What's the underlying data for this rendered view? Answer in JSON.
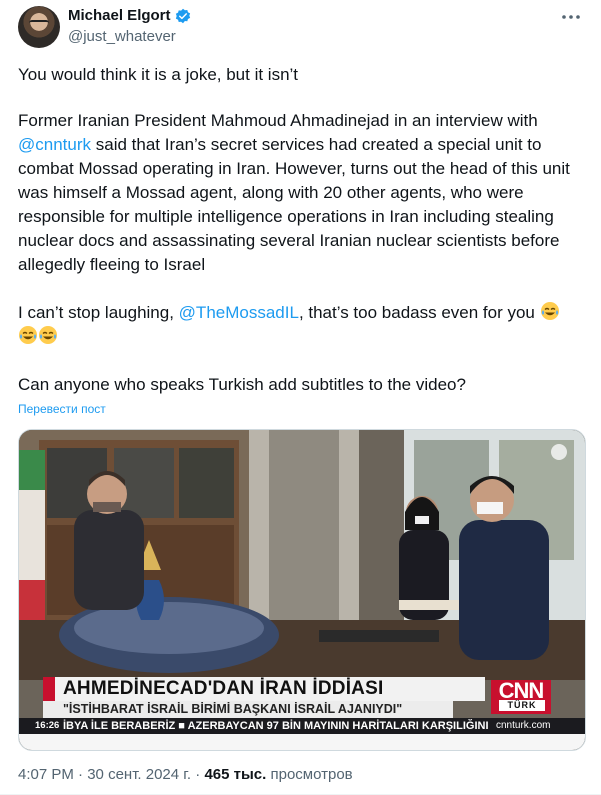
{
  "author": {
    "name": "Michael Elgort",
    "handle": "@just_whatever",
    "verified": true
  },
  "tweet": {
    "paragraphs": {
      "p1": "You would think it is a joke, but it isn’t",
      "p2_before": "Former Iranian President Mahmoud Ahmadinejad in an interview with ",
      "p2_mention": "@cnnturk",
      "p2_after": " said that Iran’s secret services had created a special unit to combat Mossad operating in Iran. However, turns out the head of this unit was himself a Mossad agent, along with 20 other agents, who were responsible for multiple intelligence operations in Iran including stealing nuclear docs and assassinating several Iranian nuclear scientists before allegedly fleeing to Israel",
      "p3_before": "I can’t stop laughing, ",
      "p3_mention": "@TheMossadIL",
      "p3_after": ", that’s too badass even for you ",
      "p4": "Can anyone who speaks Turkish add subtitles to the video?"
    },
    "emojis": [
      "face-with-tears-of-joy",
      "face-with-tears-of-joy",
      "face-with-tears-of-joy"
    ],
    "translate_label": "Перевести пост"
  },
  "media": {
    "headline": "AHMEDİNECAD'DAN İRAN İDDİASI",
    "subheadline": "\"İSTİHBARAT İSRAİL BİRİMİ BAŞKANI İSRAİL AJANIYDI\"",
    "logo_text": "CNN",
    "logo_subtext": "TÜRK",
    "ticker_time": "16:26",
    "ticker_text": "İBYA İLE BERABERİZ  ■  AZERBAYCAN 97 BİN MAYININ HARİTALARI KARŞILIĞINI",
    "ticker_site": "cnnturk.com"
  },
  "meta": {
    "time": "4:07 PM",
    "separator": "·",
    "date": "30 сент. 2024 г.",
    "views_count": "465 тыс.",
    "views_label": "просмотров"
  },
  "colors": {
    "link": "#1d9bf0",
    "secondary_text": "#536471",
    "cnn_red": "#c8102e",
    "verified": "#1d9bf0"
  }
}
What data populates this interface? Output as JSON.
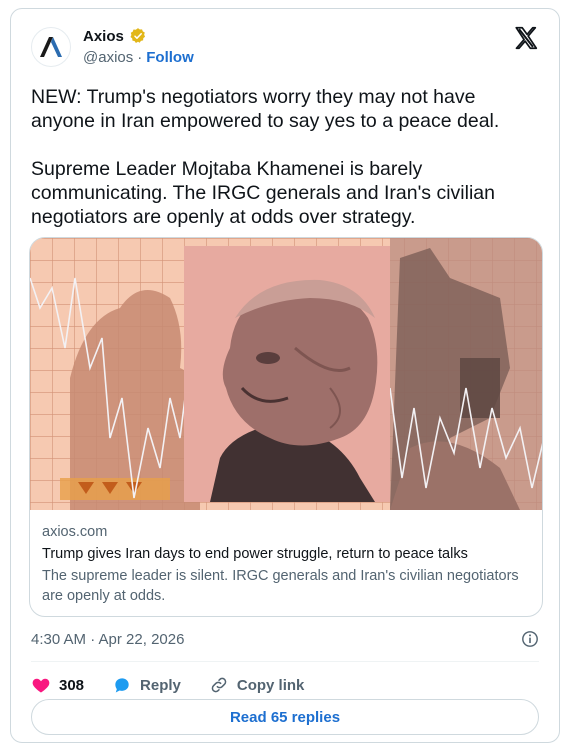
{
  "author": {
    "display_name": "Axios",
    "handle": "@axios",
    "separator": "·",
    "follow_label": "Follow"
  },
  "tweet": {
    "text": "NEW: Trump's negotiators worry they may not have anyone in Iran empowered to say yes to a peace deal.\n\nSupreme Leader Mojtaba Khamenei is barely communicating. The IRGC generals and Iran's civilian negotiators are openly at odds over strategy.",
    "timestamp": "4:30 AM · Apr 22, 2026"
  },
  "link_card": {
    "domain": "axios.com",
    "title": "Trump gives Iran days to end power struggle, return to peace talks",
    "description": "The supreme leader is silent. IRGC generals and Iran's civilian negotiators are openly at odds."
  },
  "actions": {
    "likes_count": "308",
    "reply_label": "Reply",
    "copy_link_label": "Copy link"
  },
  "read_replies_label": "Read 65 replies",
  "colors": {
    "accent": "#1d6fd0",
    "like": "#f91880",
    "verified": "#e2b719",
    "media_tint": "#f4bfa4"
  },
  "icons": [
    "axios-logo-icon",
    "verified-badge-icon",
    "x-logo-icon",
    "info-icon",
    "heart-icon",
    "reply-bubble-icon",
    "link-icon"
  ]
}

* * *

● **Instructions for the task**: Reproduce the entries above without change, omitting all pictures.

● **Result for this exercise**:
What's the underlying data for this rendered view? Answer in JSON.
{
  "author": {
    "name": "Michael Elgort",
    "handle": "@just_whatever",
    "verified": true
  },
  "tweet": {
    "paragraphs": {
      "p1": "You would think it is a joke, but it isn’t",
      "p2_before": "Former Iranian President Mahmoud Ahmadinejad in an interview with ",
      "p2_mention": "@cnnturk",
      "p2_after": " said that Iran’s secret services had created a special unit to combat Mossad operating in Iran. However, turns out the head of this unit was himself a Mossad agent, along with 20 other agents, who were responsible for multiple intelligence operations in Iran including stealing nuclear docs and assassinating several Iranian nuclear scientists before allegedly fleeing to Israel",
      "p3_before": "I can’t stop laughing, ",
      "p3_mention": "@TheMossadIL",
      "p3_after": ", that’s too badass even for you ",
      "p4": "Can anyone who speaks Turkish add subtitles to the video?"
    },
    "emojis": [
      "face-with-tears-of-joy",
      "face-with-tears-of-joy",
      "face-with-tears-of-joy"
    ],
    "translate_label": "Перевести пост"
  },
  "media": {
    "headline": "AHMEDİNECAD'DAN İRAN İDDİASI",
    "subheadline": "\"İSTİHBARAT İSRAİL BİRİMİ BAŞKANI İSRAİL AJANIYDI\"",
    "logo_text": "CNN",
    "logo_subtext": "TÜRK",
    "ticker_time": "16:26",
    "ticker_text": "İBYA İLE BERABERİZ  ■  AZERBAYCAN 97 BİN MAYININ HARİTALARI KARŞILIĞINI",
    "ticker_site": "cnnturk.com"
  },
  "meta": {
    "time": "4:07 PM",
    "separator": "·",
    "date": "30 сент. 2024 г.",
    "views_count": "465 тыс.",
    "views_label": "просмотров"
  },
  "colors": {
    "link": "#1d9bf0",
    "secondary_text": "#536471",
    "cnn_red": "#c8102e",
    "verified": "#1d9bf0"
  }
}
What data populates this interface? Output as JSON.
{
  "author": {
    "display_name": "Axios",
    "handle": "@axios",
    "separator": "·",
    "follow_label": "Follow"
  },
  "tweet": {
    "text": "NEW: Trump's negotiators worry they may not have anyone in Iran empowered to say yes to a peace deal.\n\nSupreme Leader Mojtaba Khamenei is barely communicating. The IRGC generals and Iran's civilian negotiators are openly at odds over strategy.",
    "timestamp": "4:30 AM · Apr 22, 2026"
  },
  "link_card": {
    "domain": "axios.com",
    "title": "Trump gives Iran days to end power struggle, return to peace talks",
    "description": "The supreme leader is silent. IRGC generals and Iran's civilian negotiators are openly at odds."
  },
  "actions": {
    "likes_count": "308",
    "reply_label": "Reply",
    "copy_link_label": "Copy link"
  },
  "read_replies_label": "Read 65 replies",
  "colors": {
    "accent": "#1d6fd0",
    "like": "#f91880",
    "verified": "#e2b719",
    "media_tint": "#f4bfa4"
  },
  "icons": [
    "axios-logo-icon",
    "verified-badge-icon",
    "x-logo-icon",
    "info-icon",
    "heart-icon",
    "reply-bubble-icon",
    "link-icon"
  ]
}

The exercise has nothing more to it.